■ INSTRUCTIONS TO FOLLOW: The response must consist of each line in the listing that has the word "location" in it.

■ TASK INPUT:
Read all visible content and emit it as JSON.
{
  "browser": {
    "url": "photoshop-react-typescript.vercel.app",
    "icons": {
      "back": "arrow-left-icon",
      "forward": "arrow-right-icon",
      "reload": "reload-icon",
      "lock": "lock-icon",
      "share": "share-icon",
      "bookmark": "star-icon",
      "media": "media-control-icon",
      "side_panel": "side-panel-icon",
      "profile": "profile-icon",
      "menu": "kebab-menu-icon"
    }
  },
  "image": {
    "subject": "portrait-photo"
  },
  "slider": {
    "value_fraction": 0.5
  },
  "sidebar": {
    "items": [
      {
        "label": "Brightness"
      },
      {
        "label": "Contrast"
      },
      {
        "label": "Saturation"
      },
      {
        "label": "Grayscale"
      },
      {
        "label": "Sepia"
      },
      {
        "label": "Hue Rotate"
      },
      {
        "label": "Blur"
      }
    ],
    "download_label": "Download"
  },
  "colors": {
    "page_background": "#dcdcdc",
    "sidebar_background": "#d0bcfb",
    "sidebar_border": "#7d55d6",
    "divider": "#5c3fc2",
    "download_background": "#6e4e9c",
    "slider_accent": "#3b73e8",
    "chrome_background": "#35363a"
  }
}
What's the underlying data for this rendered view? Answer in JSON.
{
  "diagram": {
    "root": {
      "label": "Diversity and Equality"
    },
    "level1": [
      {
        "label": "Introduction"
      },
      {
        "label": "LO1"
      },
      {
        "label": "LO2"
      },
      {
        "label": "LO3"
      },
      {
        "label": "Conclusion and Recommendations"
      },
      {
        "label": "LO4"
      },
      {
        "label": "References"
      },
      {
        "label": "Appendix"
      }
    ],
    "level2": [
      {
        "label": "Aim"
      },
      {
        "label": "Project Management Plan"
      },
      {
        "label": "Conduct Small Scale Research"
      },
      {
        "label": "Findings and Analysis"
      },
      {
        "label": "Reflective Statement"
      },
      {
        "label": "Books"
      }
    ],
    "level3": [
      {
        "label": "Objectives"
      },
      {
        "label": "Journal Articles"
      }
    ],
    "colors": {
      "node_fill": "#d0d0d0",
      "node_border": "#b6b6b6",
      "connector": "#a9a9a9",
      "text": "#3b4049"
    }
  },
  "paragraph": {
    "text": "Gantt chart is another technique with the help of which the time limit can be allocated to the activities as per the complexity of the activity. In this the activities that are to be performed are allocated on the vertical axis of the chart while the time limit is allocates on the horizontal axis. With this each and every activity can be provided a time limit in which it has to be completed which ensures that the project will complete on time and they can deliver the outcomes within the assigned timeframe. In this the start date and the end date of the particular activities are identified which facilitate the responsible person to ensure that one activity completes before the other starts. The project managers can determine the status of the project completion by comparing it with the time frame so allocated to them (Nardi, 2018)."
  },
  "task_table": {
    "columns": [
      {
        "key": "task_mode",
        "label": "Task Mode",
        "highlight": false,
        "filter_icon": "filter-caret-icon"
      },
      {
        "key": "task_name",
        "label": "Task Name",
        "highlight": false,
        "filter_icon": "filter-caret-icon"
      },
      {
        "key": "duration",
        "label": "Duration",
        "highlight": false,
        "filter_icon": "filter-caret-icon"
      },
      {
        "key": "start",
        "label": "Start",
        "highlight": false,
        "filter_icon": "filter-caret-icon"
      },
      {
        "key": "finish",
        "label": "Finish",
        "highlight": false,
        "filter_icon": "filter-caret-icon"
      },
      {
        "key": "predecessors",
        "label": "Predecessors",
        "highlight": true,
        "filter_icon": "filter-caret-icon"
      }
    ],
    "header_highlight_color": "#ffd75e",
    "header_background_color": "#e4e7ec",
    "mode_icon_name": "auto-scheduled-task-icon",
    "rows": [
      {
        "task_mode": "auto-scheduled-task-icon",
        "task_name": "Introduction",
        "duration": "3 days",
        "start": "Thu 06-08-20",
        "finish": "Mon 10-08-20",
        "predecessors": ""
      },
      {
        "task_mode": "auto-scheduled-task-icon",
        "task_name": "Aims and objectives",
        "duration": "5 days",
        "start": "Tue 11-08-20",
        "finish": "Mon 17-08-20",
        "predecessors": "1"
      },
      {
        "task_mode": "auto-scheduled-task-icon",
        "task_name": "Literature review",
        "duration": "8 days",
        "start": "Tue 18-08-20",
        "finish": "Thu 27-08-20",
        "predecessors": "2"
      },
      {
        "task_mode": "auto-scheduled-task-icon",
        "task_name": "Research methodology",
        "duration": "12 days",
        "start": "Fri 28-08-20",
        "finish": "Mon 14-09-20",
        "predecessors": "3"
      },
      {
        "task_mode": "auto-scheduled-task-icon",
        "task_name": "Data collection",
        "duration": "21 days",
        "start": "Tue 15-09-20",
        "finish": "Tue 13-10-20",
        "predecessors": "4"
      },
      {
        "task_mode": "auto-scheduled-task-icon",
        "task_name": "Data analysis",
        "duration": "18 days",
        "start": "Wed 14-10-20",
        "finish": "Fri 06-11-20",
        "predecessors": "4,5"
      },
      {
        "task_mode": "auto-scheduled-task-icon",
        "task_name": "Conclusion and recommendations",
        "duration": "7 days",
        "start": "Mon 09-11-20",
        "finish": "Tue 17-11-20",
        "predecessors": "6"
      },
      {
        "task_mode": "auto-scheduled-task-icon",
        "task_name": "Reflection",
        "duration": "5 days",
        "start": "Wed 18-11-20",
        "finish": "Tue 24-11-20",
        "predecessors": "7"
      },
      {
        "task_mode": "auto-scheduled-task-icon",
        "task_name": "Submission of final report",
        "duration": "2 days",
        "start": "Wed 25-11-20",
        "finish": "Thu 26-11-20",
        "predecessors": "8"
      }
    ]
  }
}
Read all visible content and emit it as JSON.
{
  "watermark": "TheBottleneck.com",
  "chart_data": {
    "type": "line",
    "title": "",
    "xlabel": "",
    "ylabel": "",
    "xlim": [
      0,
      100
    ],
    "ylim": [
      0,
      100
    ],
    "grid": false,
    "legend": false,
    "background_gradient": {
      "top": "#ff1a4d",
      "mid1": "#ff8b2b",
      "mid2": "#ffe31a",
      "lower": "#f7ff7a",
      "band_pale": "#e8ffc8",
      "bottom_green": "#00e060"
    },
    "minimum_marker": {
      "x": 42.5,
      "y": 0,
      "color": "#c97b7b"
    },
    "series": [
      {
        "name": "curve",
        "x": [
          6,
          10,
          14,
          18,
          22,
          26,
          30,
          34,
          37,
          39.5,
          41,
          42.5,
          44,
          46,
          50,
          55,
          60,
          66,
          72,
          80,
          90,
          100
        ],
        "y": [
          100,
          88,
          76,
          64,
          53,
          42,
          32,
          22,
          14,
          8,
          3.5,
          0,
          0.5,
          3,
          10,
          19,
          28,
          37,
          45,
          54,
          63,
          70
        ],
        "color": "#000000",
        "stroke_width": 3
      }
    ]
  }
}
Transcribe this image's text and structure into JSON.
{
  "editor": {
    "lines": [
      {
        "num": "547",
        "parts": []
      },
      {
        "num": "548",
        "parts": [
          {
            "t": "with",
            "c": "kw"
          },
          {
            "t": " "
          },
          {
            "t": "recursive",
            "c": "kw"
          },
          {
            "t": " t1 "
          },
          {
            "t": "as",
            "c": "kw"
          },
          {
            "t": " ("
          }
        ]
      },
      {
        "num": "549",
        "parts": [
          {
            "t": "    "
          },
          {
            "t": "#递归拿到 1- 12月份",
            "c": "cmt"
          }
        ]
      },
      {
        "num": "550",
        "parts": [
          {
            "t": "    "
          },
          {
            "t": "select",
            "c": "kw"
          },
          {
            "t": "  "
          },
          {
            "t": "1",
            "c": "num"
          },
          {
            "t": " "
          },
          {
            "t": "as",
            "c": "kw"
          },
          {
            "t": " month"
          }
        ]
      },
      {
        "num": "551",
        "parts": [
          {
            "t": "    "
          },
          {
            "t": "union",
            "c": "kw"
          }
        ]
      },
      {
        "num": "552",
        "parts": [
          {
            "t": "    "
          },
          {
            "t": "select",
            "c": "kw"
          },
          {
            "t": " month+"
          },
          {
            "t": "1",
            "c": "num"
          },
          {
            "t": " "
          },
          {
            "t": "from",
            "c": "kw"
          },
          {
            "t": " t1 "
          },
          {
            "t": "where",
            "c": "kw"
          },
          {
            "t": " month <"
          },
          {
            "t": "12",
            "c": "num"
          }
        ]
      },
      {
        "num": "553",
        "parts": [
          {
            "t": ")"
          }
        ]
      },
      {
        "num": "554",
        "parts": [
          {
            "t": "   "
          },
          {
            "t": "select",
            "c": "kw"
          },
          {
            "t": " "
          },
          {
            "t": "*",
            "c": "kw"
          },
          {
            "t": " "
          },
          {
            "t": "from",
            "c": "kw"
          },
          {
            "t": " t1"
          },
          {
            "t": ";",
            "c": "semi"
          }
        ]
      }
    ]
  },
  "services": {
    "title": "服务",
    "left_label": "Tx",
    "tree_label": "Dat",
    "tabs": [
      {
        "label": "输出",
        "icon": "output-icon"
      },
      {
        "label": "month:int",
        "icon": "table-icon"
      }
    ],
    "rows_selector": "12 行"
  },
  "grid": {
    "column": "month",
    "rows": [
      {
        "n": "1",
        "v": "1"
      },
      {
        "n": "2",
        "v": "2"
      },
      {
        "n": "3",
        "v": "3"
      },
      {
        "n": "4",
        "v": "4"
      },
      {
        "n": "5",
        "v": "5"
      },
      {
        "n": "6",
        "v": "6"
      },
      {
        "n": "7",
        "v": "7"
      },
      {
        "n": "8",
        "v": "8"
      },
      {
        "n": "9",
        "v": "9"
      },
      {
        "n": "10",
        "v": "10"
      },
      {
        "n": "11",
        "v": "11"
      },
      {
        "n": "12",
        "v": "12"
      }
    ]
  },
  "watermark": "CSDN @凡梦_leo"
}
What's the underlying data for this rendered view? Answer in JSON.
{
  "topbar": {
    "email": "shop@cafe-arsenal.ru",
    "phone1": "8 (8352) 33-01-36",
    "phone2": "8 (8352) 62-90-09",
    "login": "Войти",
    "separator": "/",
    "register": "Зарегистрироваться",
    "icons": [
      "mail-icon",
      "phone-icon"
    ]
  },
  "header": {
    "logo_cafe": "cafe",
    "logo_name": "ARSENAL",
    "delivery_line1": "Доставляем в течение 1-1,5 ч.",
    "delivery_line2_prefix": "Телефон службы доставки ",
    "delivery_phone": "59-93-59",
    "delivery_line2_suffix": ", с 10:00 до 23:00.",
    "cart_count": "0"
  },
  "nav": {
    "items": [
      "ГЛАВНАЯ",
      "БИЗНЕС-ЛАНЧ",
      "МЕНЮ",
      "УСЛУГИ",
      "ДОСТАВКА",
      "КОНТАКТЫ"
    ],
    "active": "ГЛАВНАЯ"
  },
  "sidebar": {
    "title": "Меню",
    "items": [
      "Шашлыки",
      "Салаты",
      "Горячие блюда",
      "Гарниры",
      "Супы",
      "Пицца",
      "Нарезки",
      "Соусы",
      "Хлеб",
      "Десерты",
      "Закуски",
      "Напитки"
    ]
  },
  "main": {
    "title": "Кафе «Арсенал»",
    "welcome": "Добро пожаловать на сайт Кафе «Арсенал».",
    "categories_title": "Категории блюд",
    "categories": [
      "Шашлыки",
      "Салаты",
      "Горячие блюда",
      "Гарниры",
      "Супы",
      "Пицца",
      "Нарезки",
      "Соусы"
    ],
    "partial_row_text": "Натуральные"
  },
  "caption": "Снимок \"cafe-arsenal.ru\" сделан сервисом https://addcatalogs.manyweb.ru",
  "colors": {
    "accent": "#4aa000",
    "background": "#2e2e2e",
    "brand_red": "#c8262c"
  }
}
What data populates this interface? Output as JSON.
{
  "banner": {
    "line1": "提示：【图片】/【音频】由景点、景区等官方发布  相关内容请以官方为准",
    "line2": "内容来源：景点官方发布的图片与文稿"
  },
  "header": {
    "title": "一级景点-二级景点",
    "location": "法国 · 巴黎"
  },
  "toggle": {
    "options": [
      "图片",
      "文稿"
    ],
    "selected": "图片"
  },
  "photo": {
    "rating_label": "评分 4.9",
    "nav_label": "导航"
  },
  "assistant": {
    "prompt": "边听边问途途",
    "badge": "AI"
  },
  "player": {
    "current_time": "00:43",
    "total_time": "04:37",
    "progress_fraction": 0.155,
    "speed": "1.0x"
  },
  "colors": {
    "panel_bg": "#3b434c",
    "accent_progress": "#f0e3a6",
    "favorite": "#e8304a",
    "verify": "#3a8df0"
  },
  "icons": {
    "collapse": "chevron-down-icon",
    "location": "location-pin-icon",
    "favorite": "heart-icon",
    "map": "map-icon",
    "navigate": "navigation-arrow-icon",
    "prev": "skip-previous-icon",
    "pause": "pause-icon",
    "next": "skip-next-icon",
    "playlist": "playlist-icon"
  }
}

■ COMPLETED EXERCISE:
    "location": "法国 · 巴黎"
    "location": "location-pin-icon",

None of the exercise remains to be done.